All in all, there are some bugs in the player, external screen driving-wise; most importantly, the MKV / FLV hardware playback via wired connections (HDMI / VGA / etc.) Hope the developers fix it very soon - after all, the player has really great MKV hardware playback support.
Original article follows:
HD Player Pro (AppStore link), a, before this update, pretty mediocre video player, has received a really great update today. An AppStore Update screenshot:
The most important of the news is hardware acceleration for MKV and FLV files – something REALLY needed by video enthusiast. (After all, ripping one's Blu-ray (BD) discs is done to MKV's, being the most powerful container format and also the native output of the great BD ripper tool MakeMKV. See my past, MKV- and DVD/BD-ripping specific articles for more info on all this.)
Hardware acceleration is enabled by default (unlike, say, in AVPlayerHD, which, so far, has been the most recommended MKV player unless you need runtime DSP's like brightness / audio boost) but you can also disable it in Settings:
I've very thoroughly tested the MKV playback and found it excellent.

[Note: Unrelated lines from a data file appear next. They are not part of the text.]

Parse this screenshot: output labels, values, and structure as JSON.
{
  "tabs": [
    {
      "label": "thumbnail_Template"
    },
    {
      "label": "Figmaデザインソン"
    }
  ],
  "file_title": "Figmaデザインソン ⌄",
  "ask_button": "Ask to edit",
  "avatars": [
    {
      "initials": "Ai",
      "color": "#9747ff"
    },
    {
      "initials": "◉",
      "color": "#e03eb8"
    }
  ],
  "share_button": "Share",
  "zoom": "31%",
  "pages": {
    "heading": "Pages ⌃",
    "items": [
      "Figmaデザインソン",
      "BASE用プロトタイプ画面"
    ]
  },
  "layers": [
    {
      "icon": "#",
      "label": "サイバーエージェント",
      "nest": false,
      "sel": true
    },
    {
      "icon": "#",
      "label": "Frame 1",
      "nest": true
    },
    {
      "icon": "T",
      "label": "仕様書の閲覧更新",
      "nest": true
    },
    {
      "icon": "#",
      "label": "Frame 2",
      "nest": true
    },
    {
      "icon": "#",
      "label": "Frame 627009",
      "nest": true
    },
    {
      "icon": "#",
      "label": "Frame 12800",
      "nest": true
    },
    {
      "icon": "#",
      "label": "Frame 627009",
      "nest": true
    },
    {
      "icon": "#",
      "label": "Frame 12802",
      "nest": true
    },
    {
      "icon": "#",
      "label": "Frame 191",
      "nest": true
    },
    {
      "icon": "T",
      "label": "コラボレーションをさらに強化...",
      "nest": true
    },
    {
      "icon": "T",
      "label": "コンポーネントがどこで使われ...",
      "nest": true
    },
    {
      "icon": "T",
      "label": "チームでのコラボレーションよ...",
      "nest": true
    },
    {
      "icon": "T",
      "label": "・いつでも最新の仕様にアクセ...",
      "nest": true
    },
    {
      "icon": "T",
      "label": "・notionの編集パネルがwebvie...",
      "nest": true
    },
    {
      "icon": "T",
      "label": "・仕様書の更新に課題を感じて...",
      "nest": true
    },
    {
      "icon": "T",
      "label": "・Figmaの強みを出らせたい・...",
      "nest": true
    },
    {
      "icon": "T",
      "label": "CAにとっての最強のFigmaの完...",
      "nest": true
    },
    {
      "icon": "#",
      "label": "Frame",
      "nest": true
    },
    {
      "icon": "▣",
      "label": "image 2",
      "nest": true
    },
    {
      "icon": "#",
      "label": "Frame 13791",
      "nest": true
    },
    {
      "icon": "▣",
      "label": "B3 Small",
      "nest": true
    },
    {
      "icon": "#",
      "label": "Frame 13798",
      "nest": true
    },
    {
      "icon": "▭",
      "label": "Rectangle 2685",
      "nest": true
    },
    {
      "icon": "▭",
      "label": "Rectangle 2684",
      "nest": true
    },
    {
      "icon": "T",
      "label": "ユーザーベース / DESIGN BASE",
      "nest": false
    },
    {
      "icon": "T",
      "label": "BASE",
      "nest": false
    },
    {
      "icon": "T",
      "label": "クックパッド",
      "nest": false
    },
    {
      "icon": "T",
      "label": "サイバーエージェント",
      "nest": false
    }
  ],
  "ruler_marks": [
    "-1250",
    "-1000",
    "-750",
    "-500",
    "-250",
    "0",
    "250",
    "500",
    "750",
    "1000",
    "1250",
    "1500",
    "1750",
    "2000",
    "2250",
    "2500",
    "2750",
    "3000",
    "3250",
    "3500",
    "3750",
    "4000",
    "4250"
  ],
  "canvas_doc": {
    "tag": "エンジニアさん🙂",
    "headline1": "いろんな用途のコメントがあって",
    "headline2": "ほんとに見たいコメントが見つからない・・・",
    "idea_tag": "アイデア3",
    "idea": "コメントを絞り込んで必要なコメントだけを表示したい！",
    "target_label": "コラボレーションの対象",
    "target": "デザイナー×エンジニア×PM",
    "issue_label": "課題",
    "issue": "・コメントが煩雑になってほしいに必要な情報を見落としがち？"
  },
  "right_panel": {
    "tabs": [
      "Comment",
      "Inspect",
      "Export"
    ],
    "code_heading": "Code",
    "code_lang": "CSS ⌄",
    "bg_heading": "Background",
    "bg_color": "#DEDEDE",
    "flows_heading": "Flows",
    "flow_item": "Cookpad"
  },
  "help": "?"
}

- no hiccups, stuttering visible with the MKV's I've tested it; in this regard, it's WAAAY superior to EC Player, RushPlayer and It's Playing – but not necessarily to AVPlayerHD and, when it's fed by a non-DTS file, BUZZ Player.
- DTS audio is supported, unlike in BUZZ Player, another very strong MKV player let down by the complete lack of DTS playback in hardware accelerated mode
Incompatible with MKV files containing the original BD subtitle streams (S_HDMV/PGS Blu-ray subtitles; see THIS for more info). An example of these files is HERE – it just crashes the player.
After removing these tracks, the MKV's do play – so will the MKV file above if you do the removal.
(A quick tutorial on track removal from MKV files:
MKVTools: “Edit Tracks” tab, select the subtracks, make sure “Remove Tracks” is selected; click Go:
(every important control annotated)
MkvToolnix: click “Add” to load the original MKV file; unselect the leading checkboxes of all S_HDMV/PGS subtracks; click “Start Muxing” at the bottom left:
Note that, in my tests (late 2009 17” MBP with a 2.8 GHz C2D, ML, 8GB RAM, reading from a ~90 Mbyte/s internal hard disk in the CD bay and writing to an, as my MBP doesn't support SATA3, "only" ~150 Mbyte/s-to-write Vertex 4 SSD) the two apps finished removing the tracks in exactly the same time: 4m:6s.)
Note that, for some reason, the hardware playback of this file (along with the full Iron Sky rip) just doesn't work with any of the players I've tested (HD Player Pro, AVPlayerHD, BUZZ Player). I don't know the reason for this as the file has a h.264 stream with a 22 Mbps (that is, not too high) video bitrate so it should be played back w/o problems by the iPad 2/3 hardware) – will report back as soon as I find it out.
I'll later report on the TV output, A2DP support and other, new features. Note that, for the time being, I haven't updated the chart of my forthcoming Multimedia bible with info on the new version either.